Tom proposes a high threshold, a minimum of exemptions and reliefs and a low, single rate tax. An example of this would be a threshold of €1 million net assets (only the value of assets above this amount would be taxed); no exemptions except for pension rights; and a net wealth tax rate of 0.5 percent.
A rate of 0.5 percent may seem low but a government would have to balance the desire to increase revenue with the danger of capital flight / tax avoidance (though capital flight is less of a danger than in the past given the cooperation of taxing authorities in the EU and beyond). 0.5 percent is not high enough to frighten the tax-avoidance horses.
How much would such a tax raise?
It depends on the design. The ESRI provides nine scenarios based on different thresholds, exemptions and rates. I don’t intend to go through all of these (they are on page 24 of the ESRI report, link provided above). There are two scenarios that are close to the above design:
* First, a threshold of €1 million (double if married) with additional relief for children and a tax rate of 1 percent with few exemptions. This would have generated €248 million in 2013 and affected just 1.5% of households.
* Second, a threshold of €500,000 (double if married) with additional relief for children. With few exemptions and a tax rate of 1 percent, this would have generated €622 million in 2013 and affected 6% of households. In both cases
In both scenarios, a 0.5 percent tax rate would halve the projected revenue.
We would need to introduce a mechanism to protect cash-poor, asset-rich households. This is usually done by ensuring that the wealth tax does not exceed x amount of income. This can either be exempted or postponed until such time as payment can be made out of the sale or disposition of the asset (e.g. inheritance).

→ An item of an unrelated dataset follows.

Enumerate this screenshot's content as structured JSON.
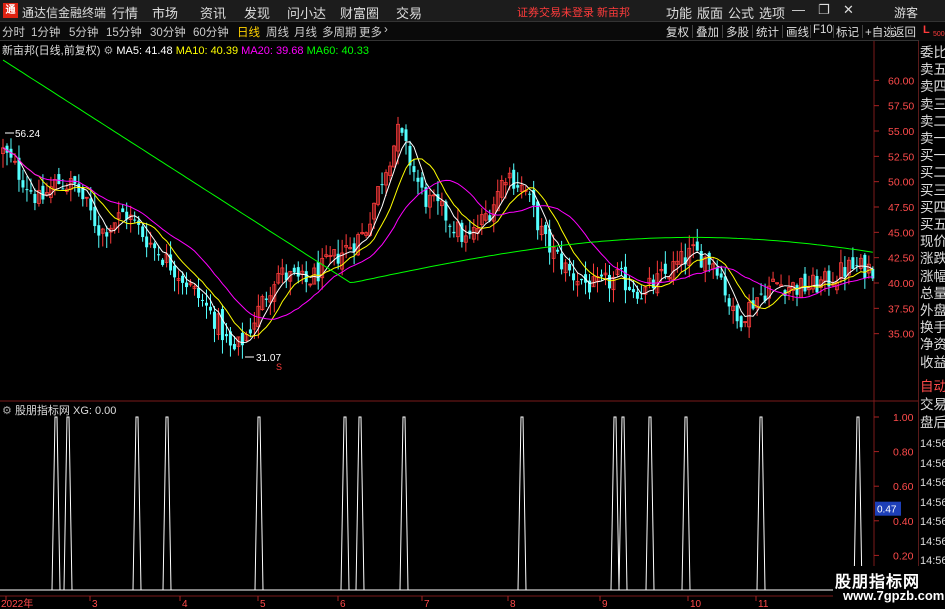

In short, we are looking at somewhere between €125 and €300 million in revenue for a net wealth tax of 0.5 percent.
However, it should be noted that this is based on 2013 data. Since then the Central Bank has estimated that net household wealth has increased by a massive two-thirds. So revenue would be higher today.
A net wealth tax is not the answer to all our problems. But it can make a small contribution to equality. The top 10 percent income group takes 26 percent of all income, including social transfers. However, the top 10 percent owns over 50 percent of all wealth. Wealth is far more unevenly distributed than income.
And there is one further advantage. A net wealth tax can create a new audit trail for the Revenue Commissioners who can use this to compare other tax receipts from high-net individuals.
This should not be seen as a stand-alone tax (though it is an extension of the current property tax). It should be part of a drive to increase taxation on assets and unearned income: increasing inheritance and gift tax, higher taxes on unproductive capital activity (currency speculation, property transactions) – leading to the ultimate goal of treating income from capital and labour equally for tax purposes.
Budget 2019 could be that start.
Michael Taft is a researcher for SIPTU and author of the political economy blog, Notes on the Front.